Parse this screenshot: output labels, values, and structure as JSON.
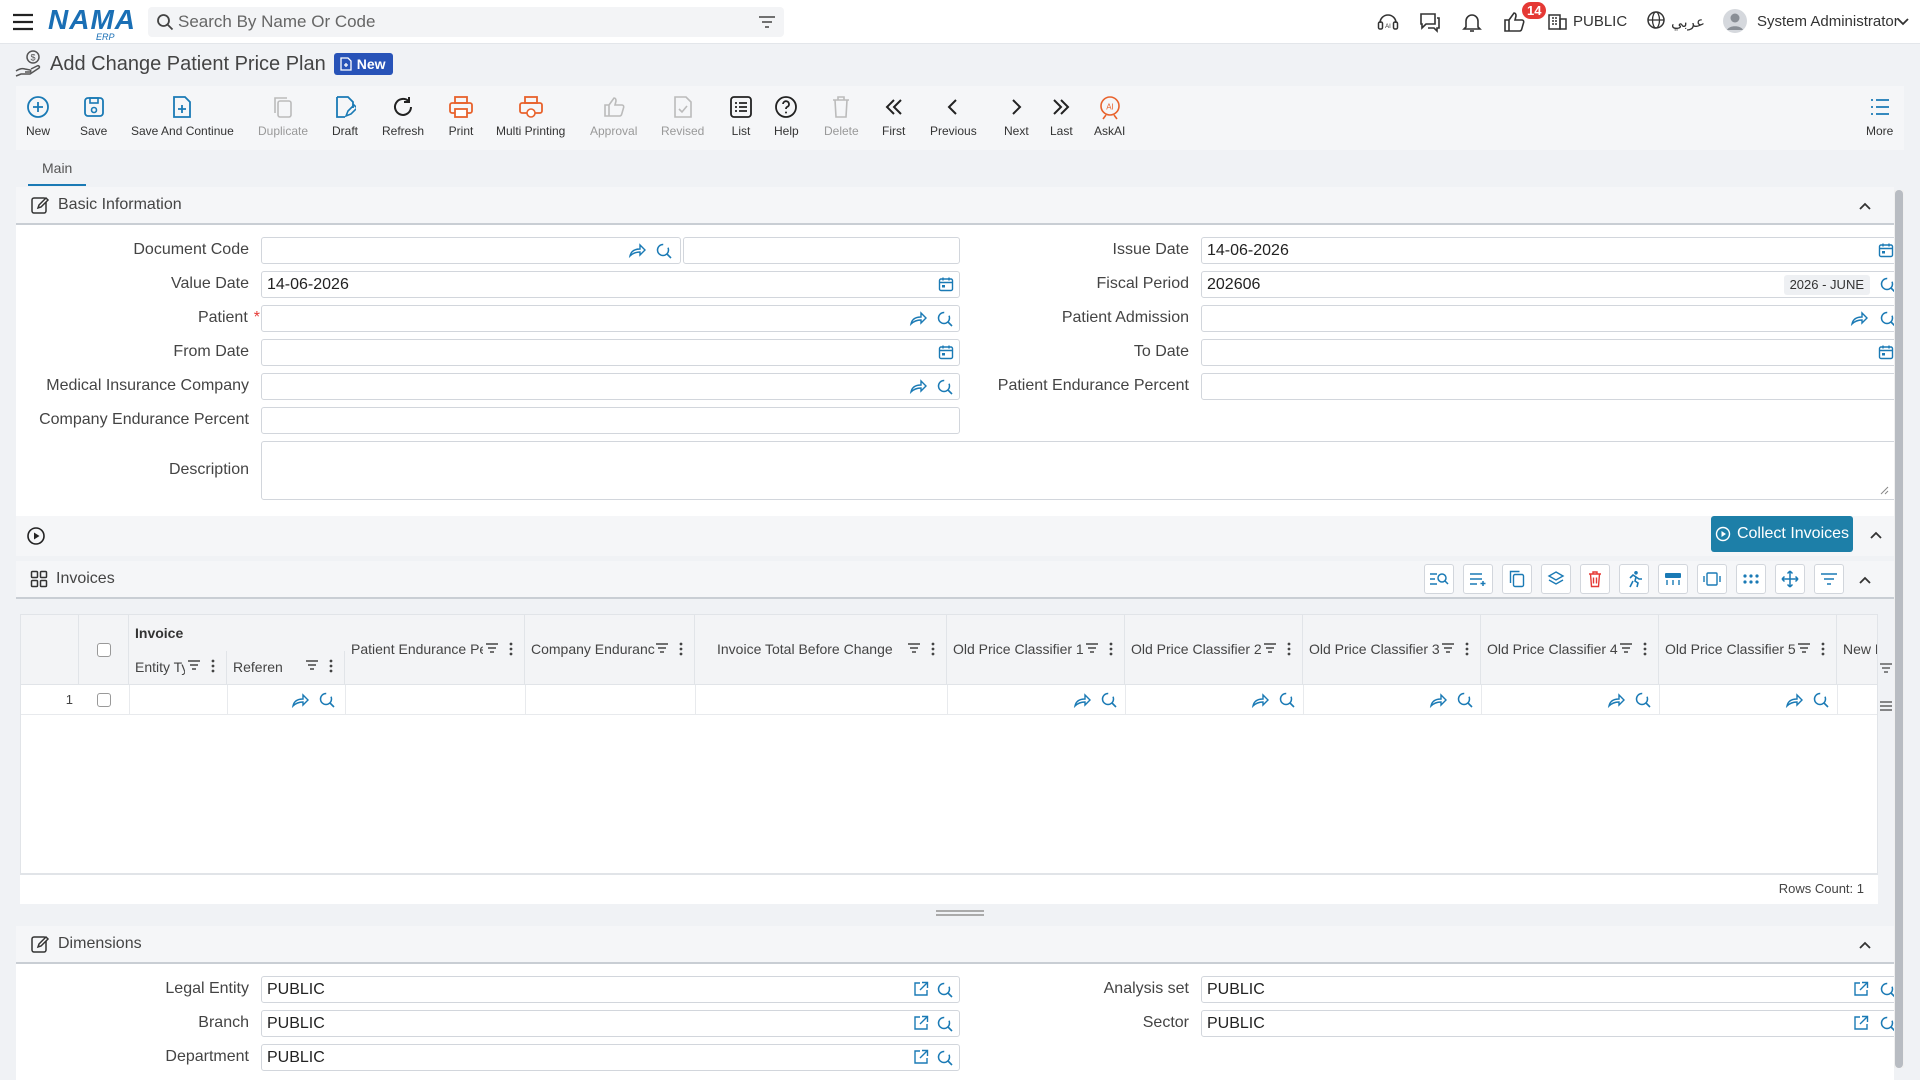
{
  "header": {
    "logo": "NAMA",
    "logo_sub": "ERP",
    "search_placeholder": "Search By Name Or Code",
    "notification_count": "14",
    "company": "PUBLIC",
    "language": "عربي",
    "user": "System Administrator"
  },
  "page": {
    "title": "Add Change Patient Price Plan",
    "status": "New"
  },
  "toolbar": {
    "new": "New",
    "save": "Save",
    "save_continue": "Save And Continue",
    "duplicate": "Duplicate",
    "draft": "Draft",
    "refresh": "Refresh",
    "print": "Print",
    "multi_printing": "Multi Printing",
    "approval": "Approval",
    "revised": "Revised",
    "list": "List",
    "help": "Help",
    "delete": "Delete",
    "first": "First",
    "previous": "Previous",
    "next": "Next",
    "last": "Last",
    "askai": "AskAI",
    "more": "More"
  },
  "tabs": {
    "main": "Main"
  },
  "basic": {
    "title": "Basic Information",
    "document_code_label": "Document Code",
    "document_code": "",
    "issue_date_label": "Issue Date",
    "issue_date": "14-06-2026",
    "value_date_label": "Value Date",
    "value_date": "14-06-2026",
    "fiscal_period_label": "Fiscal Period",
    "fiscal_period": "202606",
    "fiscal_period_tag": "2026 - JUNE",
    "patient_label": "Patient",
    "patient_required": "*",
    "patient_admission_label": "Patient Admission",
    "from_date_label": "From Date",
    "to_date_label": "To Date",
    "insurance_label": "Medical Insurance Company",
    "patient_endurance_label": "Patient Endurance Percent",
    "company_endurance_label": "Company Endurance Percent",
    "description_label": "Description"
  },
  "actions": {
    "collect_invoices": "Collect Invoices"
  },
  "invoices": {
    "title": "Invoices",
    "group_header": "Invoice",
    "columns": {
      "entity_type": "Entity Ty",
      "reference": "Referen",
      "patient_endurance": "Patient Endurance Pe",
      "company_endurance": "Company Enduranc",
      "total_before": "Invoice Total Before Change",
      "old_pc1": "Old Price Classifier 1",
      "old_pc2": "Old Price Classifier 2",
      "old_pc3": "Old Price Classifier 3",
      "old_pc4": "Old Price Classifier 4",
      "old_pc5": "Old Price Classifier 5",
      "new_pc": "New Pric"
    },
    "row_number": "1",
    "rows_count": "Rows Count: 1"
  },
  "dimensions": {
    "title": "Dimensions",
    "legal_entity_label": "Legal Entity",
    "legal_entity": "PUBLIC",
    "analysis_set_label": "Analysis set",
    "analysis_set": "PUBLIC",
    "branch_label": "Branch",
    "branch": "PUBLIC",
    "sector_label": "Sector",
    "sector": "PUBLIC",
    "department_label": "Department",
    "department": "PUBLIC"
  },
  "colors": {
    "brand": "#1a6fb5",
    "accent": "#1d7fa8",
    "badge": "#2853b8",
    "danger": "#e53935",
    "print": "#e8622c"
  }
}
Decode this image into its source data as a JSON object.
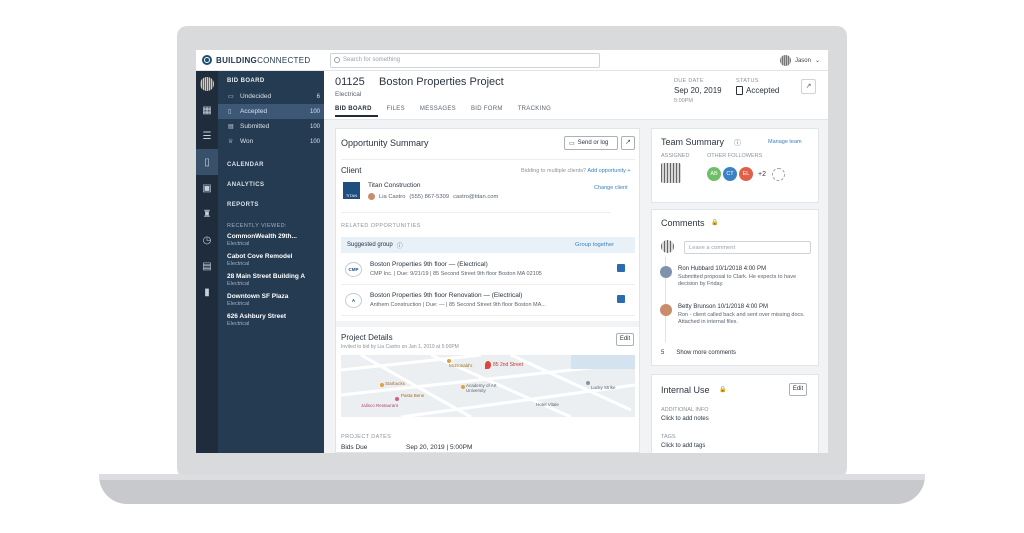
{
  "topbar": {
    "logo_bold": "BUILDING",
    "logo_light": "CONNECTED",
    "search_placeholder": "Search for something",
    "user_name": "Jason"
  },
  "sidebar": {
    "heading": "BID BOARD",
    "items": [
      {
        "label": "Undecided",
        "count": "6",
        "icon": "inbox-icon",
        "active": false
      },
      {
        "label": "Accepted",
        "count": "100",
        "icon": "clipboard-icon",
        "active": true
      },
      {
        "label": "Submitted",
        "count": "100",
        "icon": "document-icon",
        "active": false
      },
      {
        "label": "Won",
        "count": "100",
        "icon": "trophy-icon",
        "active": false
      }
    ],
    "links": [
      "CALENDAR",
      "ANALYTICS",
      "REPORTS"
    ],
    "recent_heading": "RECENTLY VIEWED:",
    "recent": [
      {
        "title": "CommonWealth 29th...",
        "trade": "Electrical"
      },
      {
        "title": "Cabot Cove Remodel",
        "trade": "Electrical"
      },
      {
        "title": "28 Main Street Building A",
        "trade": "Electrical"
      },
      {
        "title": "Downtown SF Plaza",
        "trade": "Electrical"
      },
      {
        "title": "626 Ashbury Street",
        "trade": "Electrical"
      }
    ]
  },
  "project": {
    "number": "01125",
    "title": "Boston Properties Project",
    "trade": "Electrical",
    "tabs": [
      "BID BOARD",
      "FILES",
      "MESSAGES",
      "BID FORM",
      "TRACKING"
    ],
    "due_label": "DUE DATE",
    "due_date": "Sep 20, 2019",
    "due_time": "5:00PM",
    "status_label": "STATUS",
    "status_value": "Accepted"
  },
  "opportunity": {
    "title": "Opportunity Summary",
    "send_label": "Send or log",
    "client_label": "Client",
    "bidding_text": "Bidding to multiple clients?",
    "add_opportunity": "Add opportunity +",
    "client_name": "Titan Construction",
    "contact_name": "Lia Castro",
    "contact_phone": "(555) 867-5309",
    "contact_email": "castro@titan.com",
    "change_client": "Change client",
    "logo_text": "TITAN",
    "related_heading": "RELATED OPPORTUNITIES",
    "suggested_label": "Suggested group",
    "group_together": "Group together",
    "related": [
      {
        "logo": "CMP",
        "title": "Boston Properties 9th floor  —  (Electrical)",
        "detail": "CMP Inc.  |  Due: 9/21/19  |  85 Second Street 9th floor Boston MA 02105"
      },
      {
        "logo": "A",
        "title": "Boston Properties 9th floor Renovation  —  (Electrical)",
        "detail": "Anthem Construction  |  Due: —  |  85 Second Street 9th floor Boston MA..."
      }
    ],
    "details_title": "Project Details",
    "invited_text": "Invited to bid by Lia Castro on Jan 1, 2019 at 5:00PM",
    "edit_label": "Edit",
    "map_pin_label": "85 2nd Street",
    "map_labels": [
      "McDonald's",
      "Starbucks",
      "Academy of Art University",
      "Jalisco Restaurant",
      "Pasta Bene",
      "Hotel Vitale",
      "Lucky Strike"
    ],
    "dates_heading": "PROJECT DATES",
    "bids_due_label": "Bids Due",
    "bids_due_value": "Sep 20, 2019  |  5:00PM"
  },
  "team": {
    "title": "Team Summary",
    "manage_team": "Manage team",
    "assigned_label": "ASSIGNED",
    "followers_label": "OTHER FOLLOWERS",
    "followers": [
      {
        "initials": "AB",
        "color": "#6fbf6a"
      },
      {
        "initials": "CT",
        "color": "#3a82c4"
      },
      {
        "initials": "EL",
        "color": "#e0604a"
      }
    ],
    "extra_count": "+2"
  },
  "comments": {
    "title": "Comments",
    "input_placeholder": "Leave a comment",
    "items": [
      {
        "name": "Ron Hubbard 10/1/2018 4:00 PM",
        "text": "Submitted proposal to Clark. He expects to have decision by Friday."
      },
      {
        "name": "Betty Brunson 10/1/2018 4:00 PM",
        "text": "Ron - client called back and sent over missing docs. Attached in internal files."
      }
    ],
    "more_count": "5",
    "more_label": "Show more comments"
  },
  "internal": {
    "title": "Internal Use",
    "edit_label": "Edit",
    "additional_heading": "ADDITIONAL INFO",
    "add_notes": "Click to add notes",
    "tags_heading": "TAGS",
    "add_tags": "Click to add tags"
  }
}
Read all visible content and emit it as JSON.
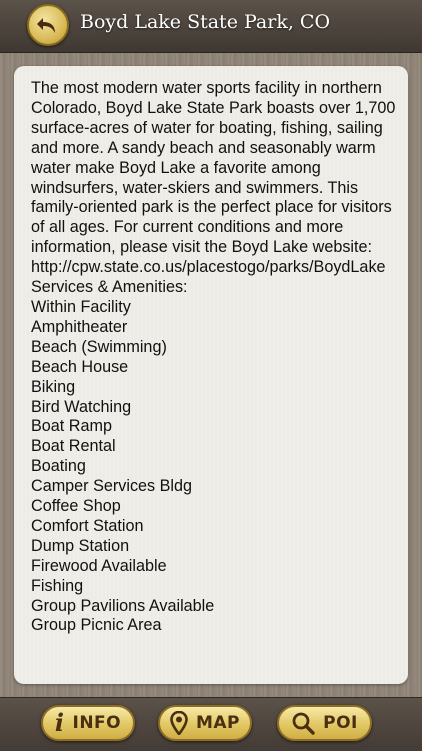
{
  "header": {
    "title": "Boyd Lake State Park, CO",
    "back_icon": "back-arrow-icon"
  },
  "content": {
    "description": "The most modern water sports facility in northern Colorado, Boyd Lake State Park boasts over 1,700 surface-acres of water for boating, fishing, sailing and more. A sandy beach and seasonably warm water make Boyd Lake a favorite among windsurfers, water-skiers and swimmers. This family-oriented park is the perfect place for visitors of all ages. For current conditions and more information, please visit the Boyd Lake website: http://cpw.state.co.us/placestogo/parks/BoydLake",
    "lines": [
      "Services & Amenities:",
      "Within Facility",
      "Amphitheater",
      "Beach (Swimming)",
      "Beach House",
      "Biking",
      "Bird Watching",
      "Boat Ramp",
      "Boat Rental",
      "Boating",
      "Camper Services Bldg",
      "Coffee Shop",
      "Comfort Station",
      "Dump Station",
      "Firewood Available",
      "Fishing",
      "Group Pavilions Available",
      "Group Picnic Area"
    ]
  },
  "tabbar": {
    "tabs": [
      {
        "label": "INFO",
        "icon": "info-icon"
      },
      {
        "label": "MAP",
        "icon": "map-pin-icon"
      },
      {
        "label": "POI",
        "icon": "search-icon"
      }
    ]
  },
  "colors": {
    "bar": "#4a423b",
    "button_gold": "#e2c864",
    "button_text": "#4a2f12"
  }
}
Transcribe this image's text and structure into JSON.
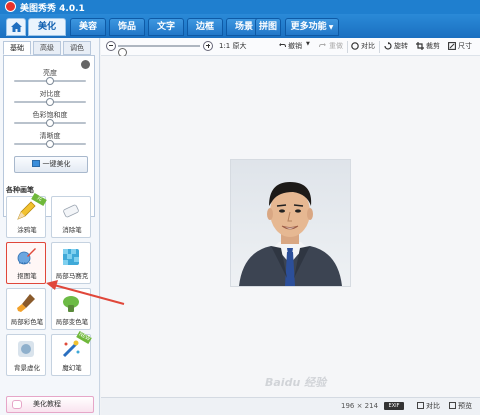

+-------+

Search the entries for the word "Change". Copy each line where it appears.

Solution to the exercise
    "title": "Add Change Patient Price Plan",
      "total_before": "Invoice Total Before Change",
    "change_client": "Change client",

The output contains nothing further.